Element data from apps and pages
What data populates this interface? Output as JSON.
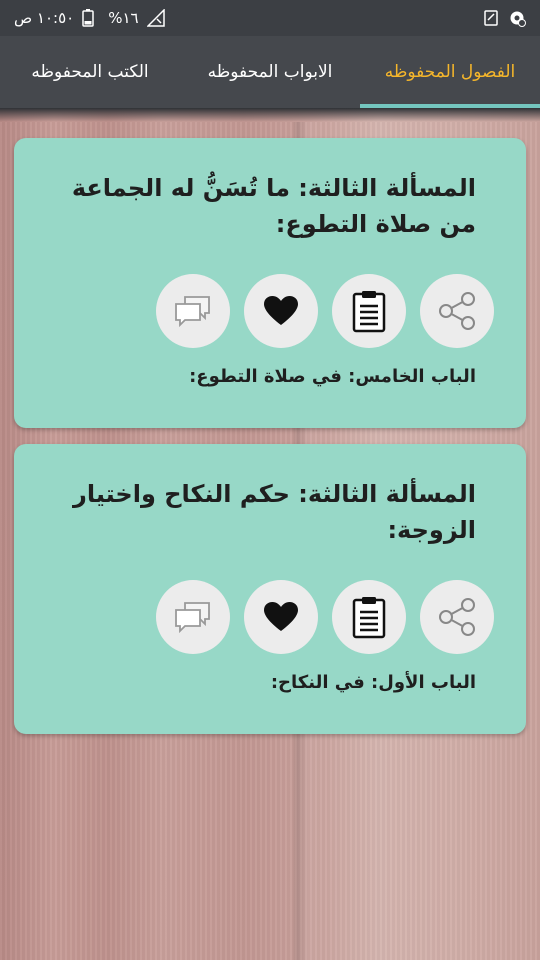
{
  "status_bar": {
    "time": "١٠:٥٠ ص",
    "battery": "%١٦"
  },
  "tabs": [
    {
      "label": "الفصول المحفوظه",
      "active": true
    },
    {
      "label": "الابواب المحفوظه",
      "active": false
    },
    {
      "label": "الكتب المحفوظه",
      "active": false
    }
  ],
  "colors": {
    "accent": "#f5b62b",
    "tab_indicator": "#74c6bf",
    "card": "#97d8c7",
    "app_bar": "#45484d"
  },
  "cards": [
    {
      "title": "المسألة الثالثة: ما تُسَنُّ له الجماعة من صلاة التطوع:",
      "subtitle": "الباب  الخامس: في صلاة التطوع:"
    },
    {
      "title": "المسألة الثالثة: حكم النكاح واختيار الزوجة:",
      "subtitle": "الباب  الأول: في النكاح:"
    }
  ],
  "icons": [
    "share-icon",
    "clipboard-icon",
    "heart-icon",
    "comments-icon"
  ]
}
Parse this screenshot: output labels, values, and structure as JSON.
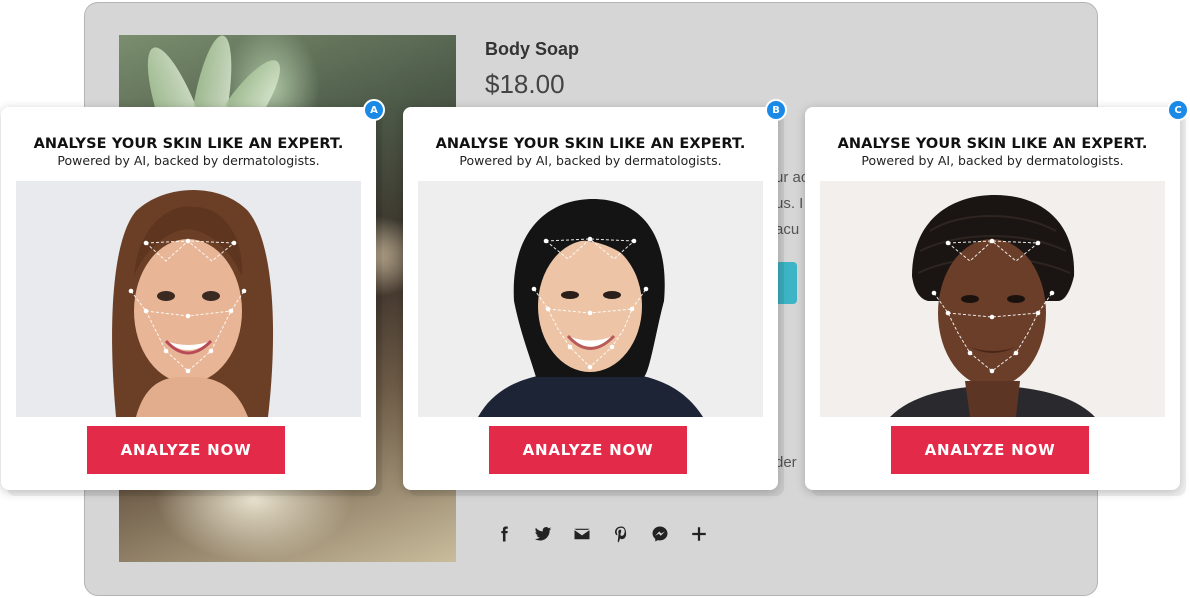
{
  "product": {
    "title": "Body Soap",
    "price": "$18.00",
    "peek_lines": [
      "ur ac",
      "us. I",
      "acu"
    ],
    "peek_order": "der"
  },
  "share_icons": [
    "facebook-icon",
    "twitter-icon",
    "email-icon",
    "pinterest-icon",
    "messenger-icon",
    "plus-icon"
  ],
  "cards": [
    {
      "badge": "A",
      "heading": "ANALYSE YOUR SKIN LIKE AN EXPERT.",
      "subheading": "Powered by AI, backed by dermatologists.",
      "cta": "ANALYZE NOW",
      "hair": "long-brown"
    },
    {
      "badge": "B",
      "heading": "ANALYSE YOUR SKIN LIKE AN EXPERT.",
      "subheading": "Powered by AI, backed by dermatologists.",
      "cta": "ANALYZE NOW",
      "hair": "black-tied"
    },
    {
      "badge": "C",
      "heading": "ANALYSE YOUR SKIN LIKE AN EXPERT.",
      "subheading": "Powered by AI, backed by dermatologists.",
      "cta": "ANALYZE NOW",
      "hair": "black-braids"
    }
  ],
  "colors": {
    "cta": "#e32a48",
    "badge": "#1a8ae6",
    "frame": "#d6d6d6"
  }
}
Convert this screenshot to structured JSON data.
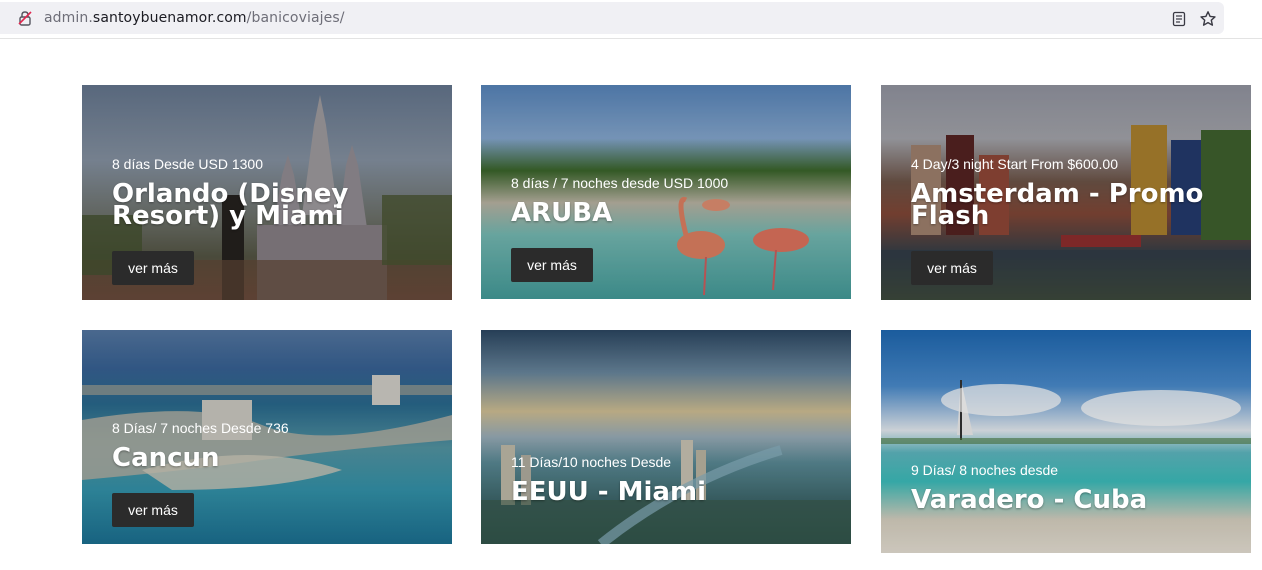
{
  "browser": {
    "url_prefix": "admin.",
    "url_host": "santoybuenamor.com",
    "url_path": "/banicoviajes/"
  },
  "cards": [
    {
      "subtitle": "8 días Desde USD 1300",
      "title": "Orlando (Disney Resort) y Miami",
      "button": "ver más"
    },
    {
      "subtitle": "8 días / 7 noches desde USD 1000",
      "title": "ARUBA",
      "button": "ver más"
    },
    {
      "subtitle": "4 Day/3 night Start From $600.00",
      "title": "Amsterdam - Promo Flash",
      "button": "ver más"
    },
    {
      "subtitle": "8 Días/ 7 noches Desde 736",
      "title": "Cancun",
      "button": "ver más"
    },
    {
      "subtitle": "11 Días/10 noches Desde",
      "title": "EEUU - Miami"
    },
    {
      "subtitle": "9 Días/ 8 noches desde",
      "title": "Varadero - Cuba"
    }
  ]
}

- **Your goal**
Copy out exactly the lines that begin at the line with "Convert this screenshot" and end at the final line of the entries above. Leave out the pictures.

- **Written answer**
Convert this screenshot to structured JSON data.
{
  "browser": {
    "url_prefix": "admin.",
    "url_host": "santoybuenamor.com",
    "url_path": "/banicoviajes/"
  },
  "cards": [
    {
      "subtitle": "8 días Desde USD 1300",
      "title": "Orlando (Disney Resort) y Miami",
      "button": "ver más"
    },
    {
      "subtitle": "8 días / 7 noches desde USD 1000",
      "title": "ARUBA",
      "button": "ver más"
    },
    {
      "subtitle": "4 Day/3 night Start From $600.00",
      "title": "Amsterdam - Promo Flash",
      "button": "ver más"
    },
    {
      "subtitle": "8 Días/ 7 noches Desde 736",
      "title": "Cancun",
      "button": "ver más"
    },
    {
      "subtitle": "11 Días/10 noches Desde",
      "title": "EEUU - Miami"
    },
    {
      "subtitle": "9 Días/ 8 noches desde",
      "title": "Varadero - Cuba"
    }
  ]
}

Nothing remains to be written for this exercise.